‘Connect, communicate, care’ is the theme of the 2016 World Suicide Prevention Day (10 September). These three words are at the heart of suicide prevention and complement the efforts of our friends on R U OK? Day (8 September) to raise public awareness about the importance of having a conversation and, most importantly, how.
A big focus for the sector this WSPD is a research project with UNE to help us understand the magnitude of suicide in Australia and its impact on our communities. The survey has now closed with results will be launched today 10 September.
This World Suicide Prevention Day we’d like you to help us create a positive ripple effect, with as many suicide prevention awareness raising events as possible being held in Australia on or around World Suicide Prevention Day. Check out the Events page to see what’s happened near you.
“It is totally unacceptable that Aboriginal and Torres Strait Islanders are experiencing the highest rate of youth suicide in the world among young Indigenous men aged 25-29.
“Improving the health of Aboriginal and Torres Strait Islander peoples is one of Australia’s highest health priorities and a whole-of-system reflection is urgently needed.”
Dr Frank R Jones, president of The Royal Australian College of General Practitioners PRESS RELEASE
Read all previous NACCHO Suicide prevention Articles ( Approx. 79 )
Aboriginal and Torres Strait Islander males are experiencing the highest rate of youth suicide in the world and health outcomes for all young Australians – particularly the disadvantaged – are falling. These disturbing results are revealed in a recent report Australian Youth Development Index 2016.
Commenting on the report, Dr Frank R Jones, president of The Royal Australian College of General Practitioners said that for GPs the report re-enforced the central concept that health risks not only affect a young person’s current state of health but also their health in years to come.
The other main health risk-related issues identified for youth between the ages of 15 and 29 years included alcohol, illicit drugs, sexually transmitted infections, obesity and mental illness.

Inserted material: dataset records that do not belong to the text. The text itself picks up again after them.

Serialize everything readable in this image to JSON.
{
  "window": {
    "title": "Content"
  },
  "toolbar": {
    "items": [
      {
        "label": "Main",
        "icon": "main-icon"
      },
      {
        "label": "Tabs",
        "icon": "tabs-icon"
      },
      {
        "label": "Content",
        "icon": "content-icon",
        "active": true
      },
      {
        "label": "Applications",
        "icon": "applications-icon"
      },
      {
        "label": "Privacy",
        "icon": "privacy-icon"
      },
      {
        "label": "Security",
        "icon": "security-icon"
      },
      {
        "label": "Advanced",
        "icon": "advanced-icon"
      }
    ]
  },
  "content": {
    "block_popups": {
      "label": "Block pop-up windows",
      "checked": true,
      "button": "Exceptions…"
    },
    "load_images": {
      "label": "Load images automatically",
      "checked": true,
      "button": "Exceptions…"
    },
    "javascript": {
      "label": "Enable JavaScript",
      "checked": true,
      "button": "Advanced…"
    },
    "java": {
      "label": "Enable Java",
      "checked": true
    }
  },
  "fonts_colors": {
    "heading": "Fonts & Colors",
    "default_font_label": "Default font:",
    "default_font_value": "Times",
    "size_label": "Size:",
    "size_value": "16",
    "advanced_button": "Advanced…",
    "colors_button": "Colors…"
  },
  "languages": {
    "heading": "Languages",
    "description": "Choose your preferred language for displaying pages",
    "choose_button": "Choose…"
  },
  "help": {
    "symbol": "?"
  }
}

“The report describes very worrying health trends among Australia’s youth and without urgent policy action to improve contextual social support systems and preventive healthcare services, it will get worse,” Dr Jones said.
The report, providing a snapshot of Australia’s 6.3 million young people aged between 10 and 29 years, reveals a significant decline in health and wellbeing since 2006, bucking the trend of other indicators which have seen positive increases such as educational attainment, employment opportunities and political engagement.
In addition to Indigenous disadvantage, marked disparities were found between urban and rural groups confirming inequities in health access and outcomes widening gaps for both groups.
“Whilst globally this report showed Australia had comparatively high youth development, it is clear there remains uneven results for our most disadvantaged young people confirming inequalities in social and health practices.
“We need to do more in terms of prevention and service responsiveness, particularly in areas of mental health care and drug abuse issues,” Dr Jones said.
“GPs play a crucial role in the provision of mental health services for all Australians but particularly so in rural and remote areas where there are less resources.”
RACGP Rural has been at the forefront in providing the necessary educational supports in the mental health arena, for our GP members who sometimes work in extremely challenging conditions.
Dr Jones said the RACGP is committed to raising awareness of the health needs for Aboriginal and Torres Strait Islander peoples and is a key signatory to the Close the Gap campaign.
The absence of an indicator around mental wellness limited the results in the report and needs capturing in future studies to help guide more supportive policy action in adolescent health interventions.
The RACGP believes in the equitable provision of health services and the discrepancy between health outcomes for youth in rural and urban areas, and youths of Indigenous and non-Indigenous communities is unacceptable.